Top Five List: Unexpected Uses for Sriracha

by Elizabeth Palmer Starnes

This little green and red bottle has taken over tables and fridges all over town.  Seemingly ubiquitous for culinary junkies, Sriracha is now popping up in more mainstream places every day.  Sriracha, in all its spicy, potent glory, has uses far beyond the Asian cuisine from which it came. Don’t relegate this condiment to stir-fry and Banh Mi. Work it into just about any sauce, condiment, or marinade for an untraceable hit of heat, and taste how it elevates all the other flavors.  The only place I haven’t found a use for it is dessert, though I'm sure there's a recipe for Sriracha laced chocolate sauce somewhere.
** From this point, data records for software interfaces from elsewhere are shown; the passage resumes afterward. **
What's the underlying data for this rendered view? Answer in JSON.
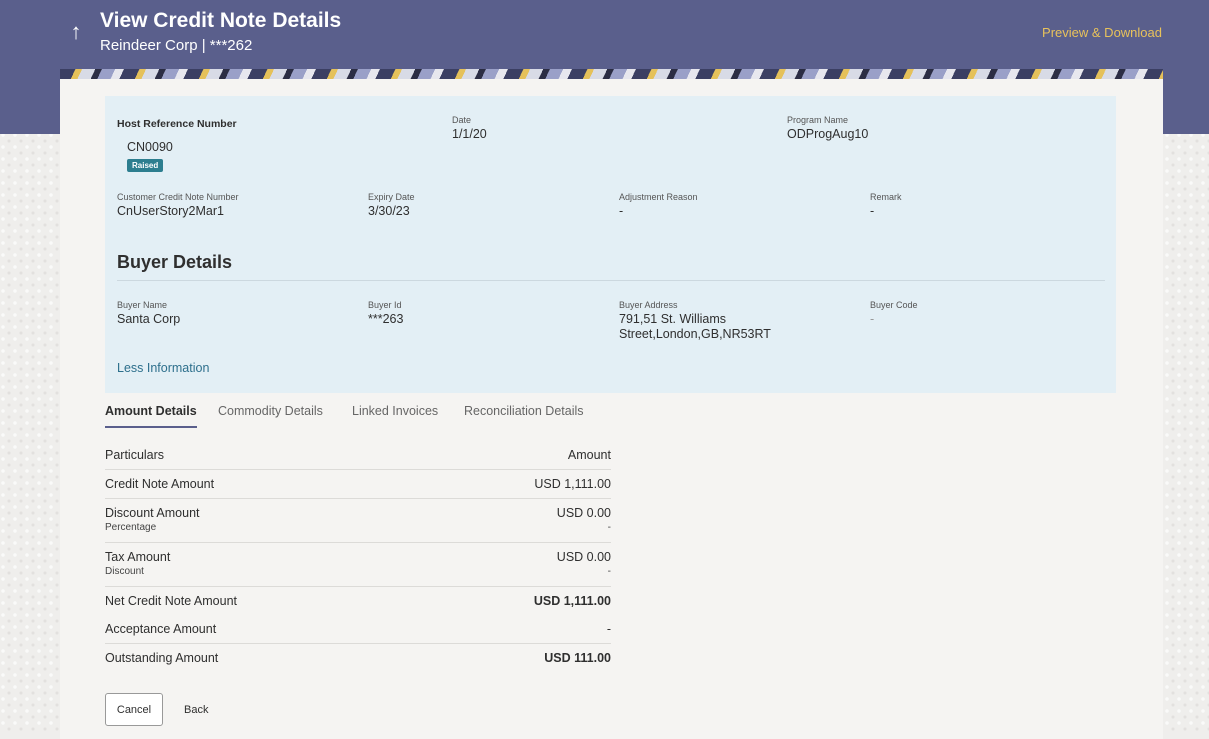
{
  "header": {
    "title": "View Credit Note Details",
    "subtitle": "Reindeer Corp | ***262",
    "preview_download": "Preview & Download",
    "back_icon": "arrow-up-icon"
  },
  "details": {
    "host_reference": {
      "label": "Host Reference Number",
      "value": "CN0090",
      "status": "Raised"
    },
    "date": {
      "label": "Date",
      "value": "1/1/20"
    },
    "program_name": {
      "label": "Program Name",
      "value": "ODProgAug10"
    },
    "customer_credit_note": {
      "label": "Customer Credit Note Number",
      "value": "CnUserStory2Mar1"
    },
    "expiry_date": {
      "label": "Expiry Date",
      "value": "3/30/23"
    },
    "adjustment_reason": {
      "label": "Adjustment Reason",
      "value": "-"
    },
    "remark": {
      "label": "Remark",
      "value": "-"
    }
  },
  "buyer": {
    "section_title": "Buyer Details",
    "name": {
      "label": "Buyer Name",
      "value": "Santa Corp"
    },
    "id": {
      "label": "Buyer Id",
      "value": "***263"
    },
    "address": {
      "label": "Buyer Address",
      "line1": "791,51 St. Williams",
      "line2": "Street,London,GB,NR53RT"
    },
    "code": {
      "label": "Buyer Code",
      "value": "-"
    },
    "less_info": "Less Information"
  },
  "tabs": [
    "Amount Details",
    "Commodity Details",
    "Linked Invoices",
    "Reconciliation Details"
  ],
  "amounts": {
    "header": {
      "name": "Particulars",
      "amount": "Amount"
    },
    "credit_note": {
      "name": "Credit Note Amount",
      "amount": "USD 1,111.00"
    },
    "discount": {
      "name": "Discount Amount",
      "amount": "USD 0.00",
      "sub": "Percentage",
      "subval": "-"
    },
    "tax": {
      "name": "Tax Amount",
      "amount": "USD 0.00",
      "sub": "Discount",
      "subval": "-"
    },
    "net": {
      "name": "Net Credit Note Amount",
      "amount": "USD 1,111.00"
    },
    "acceptance": {
      "name": "Acceptance Amount",
      "amount": "-"
    },
    "outstanding": {
      "name": "Outstanding Amount",
      "amount": "USD 111.00"
    }
  },
  "buttons": {
    "cancel": "Cancel",
    "back": "Back"
  },
  "colors": {
    "header": "#5a5f8c",
    "accent_link": "#e8c25b",
    "badge": "#2d7e8f",
    "panel": "#e3eff5"
  }
}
With the weather in New Jersey reaching untenable heights this week, reach for Sriracha for a bit of reprieve. The capsaicin (which gives Sriracha its kick) causes your body to cool itself, and also provides a natural high, while also raising your metabolic rate. What’s not to love? Also, the little rooster on the bottle bears an uncanny resemblance to Montclair’s own rooster resident on Park Street- it’s a win-win. For five unexpected uses for Sriracha, see my list below.
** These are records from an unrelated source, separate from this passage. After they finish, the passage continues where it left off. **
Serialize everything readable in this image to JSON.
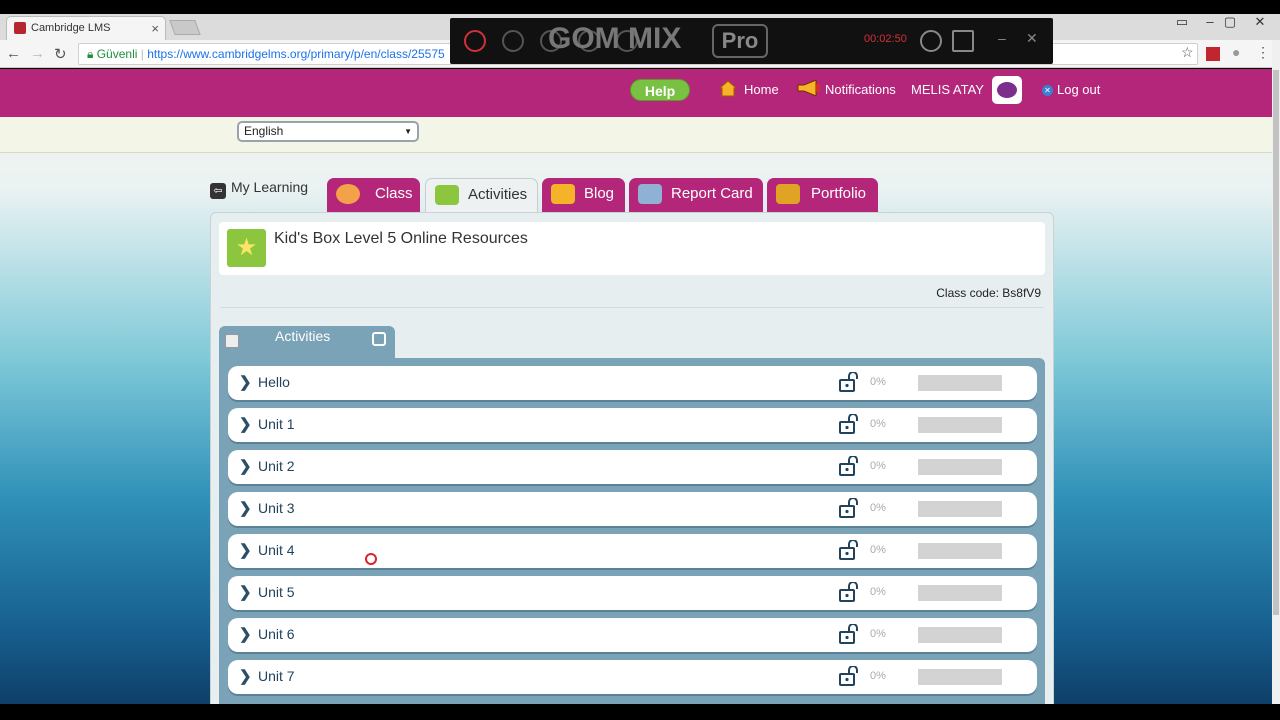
{
  "browser": {
    "tab_title": "Cambridge LMS",
    "tab_close": "×",
    "security_label": "Güvenli",
    "url": "https://www.cambridgelms.org/primary/p/en/class/25575",
    "star_icon": "star-icon",
    "window_controls": [
      "minimize-icon",
      "maximize-icon",
      "close-icon"
    ]
  },
  "recorder": {
    "brand": "GOM MIX",
    "brand_suffix": "Pro",
    "timer": "00:02:50"
  },
  "header": {
    "help": "Help",
    "home": "Home",
    "notifications": "Notifications",
    "user": "MELIS ATAY",
    "logout": "Log out"
  },
  "language": {
    "selected": "English"
  },
  "nav": {
    "my_learning": "My Learning",
    "tabs": [
      {
        "label": "Class",
        "icon": "class-icon",
        "active": false
      },
      {
        "label": "Activities",
        "icon": "activities-icon",
        "active": true
      },
      {
        "label": "Blog",
        "icon": "blog-icon",
        "active": false
      },
      {
        "label": "Report Card",
        "icon": "report-card-icon",
        "active": false
      },
      {
        "label": "Portfolio",
        "icon": "portfolio-icon",
        "active": false
      }
    ]
  },
  "course": {
    "title": "Kid's Box Level 5 Online Resources",
    "class_code_label": "Class code: ",
    "class_code": "Bs8fV9"
  },
  "activities": {
    "tab_label": "Activities",
    "items": [
      {
        "name": "Hello",
        "progress": "0%",
        "fraction": 0
      },
      {
        "name": "Unit 1",
        "progress": "0%",
        "fraction": 0
      },
      {
        "name": "Unit 2",
        "progress": "0%",
        "fraction": 0
      },
      {
        "name": "Unit 3",
        "progress": "0%",
        "fraction": 0
      },
      {
        "name": "Unit 4",
        "progress": "0%",
        "fraction": 0
      },
      {
        "name": "Unit 5",
        "progress": "0%",
        "fraction": 0
      },
      {
        "name": "Unit 6",
        "progress": "0%",
        "fraction": 0
      },
      {
        "name": "Unit 7",
        "progress": "0%",
        "fraction": 0
      }
    ]
  },
  "colors": {
    "header": "#b3267a",
    "help_button": "#79c142",
    "list_frame": "#7aa3b7",
    "progress_track": "#d3d3d3"
  }
}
Bloody Mary: Naturally a cocktail had to make this list. If you think you’ve got your Bloody Mary recipe down pat then by all means shake that up with a squirt of Sriracha for some unexpected heat. If you’re looking for some recipe inspiration, give this one a try.

Cocktail Sauce: Mix ketchup, horseradish, a squeeze of lemon, and a squirt of Sriracha, and salt and pepper to taste. Use for shrimp cocktail, or in place of mignonette sauce with your oysters on the half shell.

Deviled Eggs: Make like all the hip gastro-pubs in the city and revamp this old grandma’s classic. Remove the yolks of hardboiled eggs and mash them up with some mayo, a bit or mustard, and a squirt of Sriracha, season, then spoon them back into the egg halves. Garnish with chives or celery leaves, and watch them disappear right before your eyes.

Soup: For a summer cold, or just a comforting bowl of something restorative, heat up some beef or chicken broth, add a dab of miso paste, some ramen or soba noodles, chopped scallions, a healthy squirt of Sriracha, and heat everything through. Stir in some fresh herbs (try basil, parsley, mint, or cilantro) at the last minute. It’s like your own Vietnamese Pho without calling for takeout.

Garlic Bread: Mince a few cloves of garlic, season with salt and pepper, then pour in olive oil to make a paste. Add a squirt of Sriracha (depending on your preference) and spread on a halved baguette. Press the halves together, wrap in foil, and grill or bake till warmed through. Sprinkle with a hit of parsley if you have some around. 

*Photo Credit Food & Wine, NYTimes